Two new developments in less than a week! I’m going to be taking part in the Galway Film Fleadh pitching competition this coming Sunday and I’m also taking part in Connecting Creativity, a project that connects artists and writers.
The pitching is a daunting enough prospect: on the one hand, I have 8 minutes (max) to pitch. Even if I only do six minutes, which sounds more likely, that’s a nice long time to have. On the other hand, it’s going to be in front of a hotel ballroom full of people on Sunday afternoon. And there’ll be no Dutch courage (probably a good thing) because I have to drive back to Dublin afterwards!
But apart from being a great opportunity to practice my pitching, this has forced me to finish a treatment for the script I’m pitching. Nothing like a deadline to get things moving.
I’m really looking forward to the pitch but also can’t wait to have it over…

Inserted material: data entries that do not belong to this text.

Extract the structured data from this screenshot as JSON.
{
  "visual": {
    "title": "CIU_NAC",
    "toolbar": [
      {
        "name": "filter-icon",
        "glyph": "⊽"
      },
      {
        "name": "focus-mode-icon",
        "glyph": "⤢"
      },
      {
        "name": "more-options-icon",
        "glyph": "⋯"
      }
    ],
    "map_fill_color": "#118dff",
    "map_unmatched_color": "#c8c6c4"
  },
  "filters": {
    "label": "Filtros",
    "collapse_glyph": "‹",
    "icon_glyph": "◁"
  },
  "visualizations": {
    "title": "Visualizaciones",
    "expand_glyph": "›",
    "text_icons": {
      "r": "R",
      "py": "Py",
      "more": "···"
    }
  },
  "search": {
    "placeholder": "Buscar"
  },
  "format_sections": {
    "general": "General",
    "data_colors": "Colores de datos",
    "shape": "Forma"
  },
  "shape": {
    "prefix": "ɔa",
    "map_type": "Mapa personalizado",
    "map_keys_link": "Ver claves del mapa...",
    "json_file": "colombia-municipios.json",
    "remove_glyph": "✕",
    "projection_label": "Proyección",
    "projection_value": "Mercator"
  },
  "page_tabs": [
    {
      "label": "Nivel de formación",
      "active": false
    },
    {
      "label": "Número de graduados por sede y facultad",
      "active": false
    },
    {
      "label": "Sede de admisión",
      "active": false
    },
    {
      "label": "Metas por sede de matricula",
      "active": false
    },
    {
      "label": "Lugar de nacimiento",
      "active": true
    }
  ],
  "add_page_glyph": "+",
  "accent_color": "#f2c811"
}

Incidentally, this is the fourth year I’ve applied for this competition, and the first time I’ve been accepted. There are five writers chosen each year based on submitting a one-page idea (and the prize is pretty cool -€3,000!). In retrospect, none of the ideas I’ve submitted in the past have been all that strong on concept, so maybe this is what finally swung it this year.
The second project, Connecting Creativity, is a really interesting idea. Five Irish writers have been paired with American actors, and five American writers are working with actors over here. If you’re the writer, you have to talk to your actor via Skype and try to come up with a five-minute monologue for them based in some way on this conversation. Then in August, the actors will perform their pieces at a theatre in Dublin – the Irish ones in person and the Americans via Skype.

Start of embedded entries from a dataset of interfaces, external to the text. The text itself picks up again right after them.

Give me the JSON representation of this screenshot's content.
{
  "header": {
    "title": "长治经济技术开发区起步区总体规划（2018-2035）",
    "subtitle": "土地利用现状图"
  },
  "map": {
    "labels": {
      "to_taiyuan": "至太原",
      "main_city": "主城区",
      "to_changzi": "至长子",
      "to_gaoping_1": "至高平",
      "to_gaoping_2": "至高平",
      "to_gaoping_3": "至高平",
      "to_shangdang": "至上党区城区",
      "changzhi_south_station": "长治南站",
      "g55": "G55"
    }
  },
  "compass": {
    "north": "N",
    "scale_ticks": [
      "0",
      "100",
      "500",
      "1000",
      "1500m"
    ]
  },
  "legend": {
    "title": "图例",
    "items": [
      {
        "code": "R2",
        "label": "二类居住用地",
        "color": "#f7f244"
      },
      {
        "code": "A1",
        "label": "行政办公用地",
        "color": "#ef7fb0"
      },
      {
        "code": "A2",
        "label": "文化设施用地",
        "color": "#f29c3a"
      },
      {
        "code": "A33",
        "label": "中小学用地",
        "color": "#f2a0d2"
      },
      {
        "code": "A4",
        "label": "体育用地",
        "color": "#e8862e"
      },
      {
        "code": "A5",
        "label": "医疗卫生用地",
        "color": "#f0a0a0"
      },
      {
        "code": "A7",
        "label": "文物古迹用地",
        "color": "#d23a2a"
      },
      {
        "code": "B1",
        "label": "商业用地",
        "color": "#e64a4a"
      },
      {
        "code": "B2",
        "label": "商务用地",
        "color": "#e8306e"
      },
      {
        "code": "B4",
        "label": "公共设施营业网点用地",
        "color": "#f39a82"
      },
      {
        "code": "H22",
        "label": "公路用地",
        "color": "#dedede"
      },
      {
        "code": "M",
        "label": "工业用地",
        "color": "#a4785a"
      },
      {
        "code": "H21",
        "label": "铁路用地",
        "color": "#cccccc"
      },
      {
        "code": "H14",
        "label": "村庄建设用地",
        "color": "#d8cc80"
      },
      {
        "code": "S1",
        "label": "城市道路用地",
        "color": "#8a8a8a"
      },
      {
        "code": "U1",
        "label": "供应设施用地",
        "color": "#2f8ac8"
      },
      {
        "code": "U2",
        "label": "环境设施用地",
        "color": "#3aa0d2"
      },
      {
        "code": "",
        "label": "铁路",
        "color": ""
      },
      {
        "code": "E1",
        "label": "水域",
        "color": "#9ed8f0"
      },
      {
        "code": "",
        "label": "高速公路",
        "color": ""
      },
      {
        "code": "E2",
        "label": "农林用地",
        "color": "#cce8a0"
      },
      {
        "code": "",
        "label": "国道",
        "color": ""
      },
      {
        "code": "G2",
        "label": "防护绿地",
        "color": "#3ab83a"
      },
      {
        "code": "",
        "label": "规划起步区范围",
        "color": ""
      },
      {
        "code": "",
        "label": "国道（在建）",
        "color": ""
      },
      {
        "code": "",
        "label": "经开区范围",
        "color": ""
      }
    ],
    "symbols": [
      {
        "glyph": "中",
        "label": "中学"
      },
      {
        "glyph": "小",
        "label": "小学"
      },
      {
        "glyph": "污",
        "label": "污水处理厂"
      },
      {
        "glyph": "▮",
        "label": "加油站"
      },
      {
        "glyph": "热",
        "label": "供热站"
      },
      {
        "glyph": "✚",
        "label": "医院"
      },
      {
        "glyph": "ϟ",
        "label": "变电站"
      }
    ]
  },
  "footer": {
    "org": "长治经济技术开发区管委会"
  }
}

As you can imagine, this is fairly challenging as there’s no theme you have to stick up and no real guidelines other than basing the piece on your actor and your chat with them. I’ve already had a quick talk with my (very nice, friendly) actress Bridget, but I’ve a feeling it might take a few go’s to come up with a script! The golden thing about this project though, is the opportunity to gain experience working with an actor and in particular, to work with someone in another country.

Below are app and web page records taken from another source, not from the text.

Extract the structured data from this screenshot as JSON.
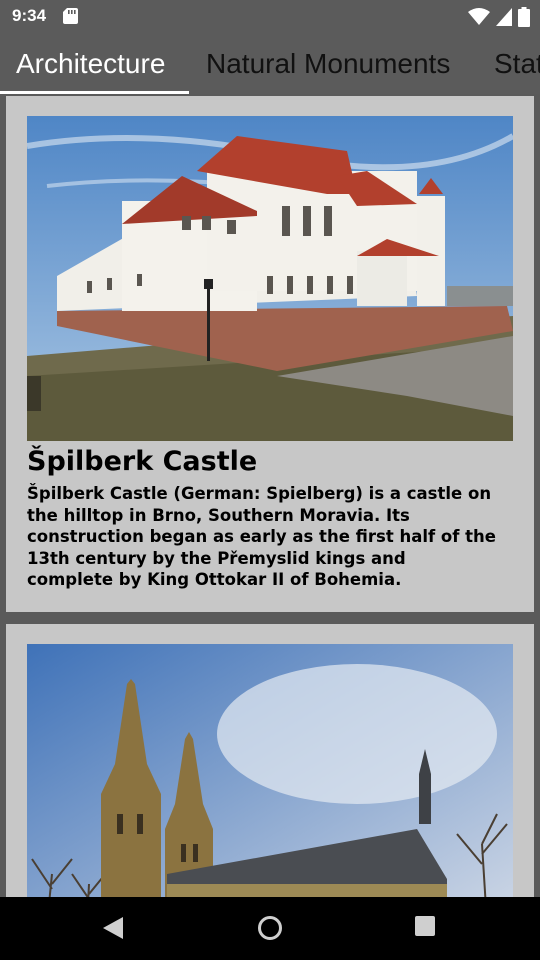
{
  "status_bar": {
    "time": "9:34",
    "icons": [
      "sd-card-icon",
      "wifi-icon",
      "signal-icon",
      "battery-icon"
    ]
  },
  "tabs": [
    {
      "label": "Architecture",
      "active": true
    },
    {
      "label": "Natural Monuments",
      "active": false
    },
    {
      "label": "Stat",
      "active": false
    }
  ],
  "cards": [
    {
      "title": "Špilberk Castle",
      "description": "Špilberk Castle (German: Spielberg) is a castle on the hilltop in Brno, Southern Moravia. Its construction began as early as the first half of the 13th century by the Přemyslid kings and complete by King Ottokar II of Bohemia.",
      "image": "castle-photo"
    },
    {
      "image": "cathedral-photo"
    }
  ],
  "nav_bar": {
    "buttons": [
      "back-icon",
      "home-icon",
      "recents-icon"
    ]
  },
  "colors": {
    "app_bar": "#5b5b5b",
    "card_background": "#c7c7c7",
    "indicator": "#ffffff"
  }
}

Talking of scripts, I saw This is the End recently. This is a film which was about 50% improvised and I thought the quality of the comedy (possibly as a result) was really skewed. The scene where Rogen and company argue over the last Milky Way (minor, minor spoiler) was hilarious, yet I imagine it said nothing more than “They spat over the Milky Way and who gets to enjoy it” in the script. Or even, “Milky Way scene”. On the other hand, there are endless, talky sequences which manage to make a Hollywood Apocalypse seem boring.
There was a really good movie somewhere in there, it just wasn’t the one we were watching on screen. And I think this is partly because Seth Rogen wrote it (with Evan Goldberg), directed it, starred in it (with all his friends) and probably chose the music, arranged catering and did Jonah Hill’s hair. In a situation like that, you need perspective. Maybe he should have found some script editor who was a complete stranger to him and taken their thoughts on board.
I did enjoy This is the End but I have to agree with the sum-up delivered by the wise soul I saw it with (“it was REALLY self-indulgent”).
I’ll report back on the pitching terror next week…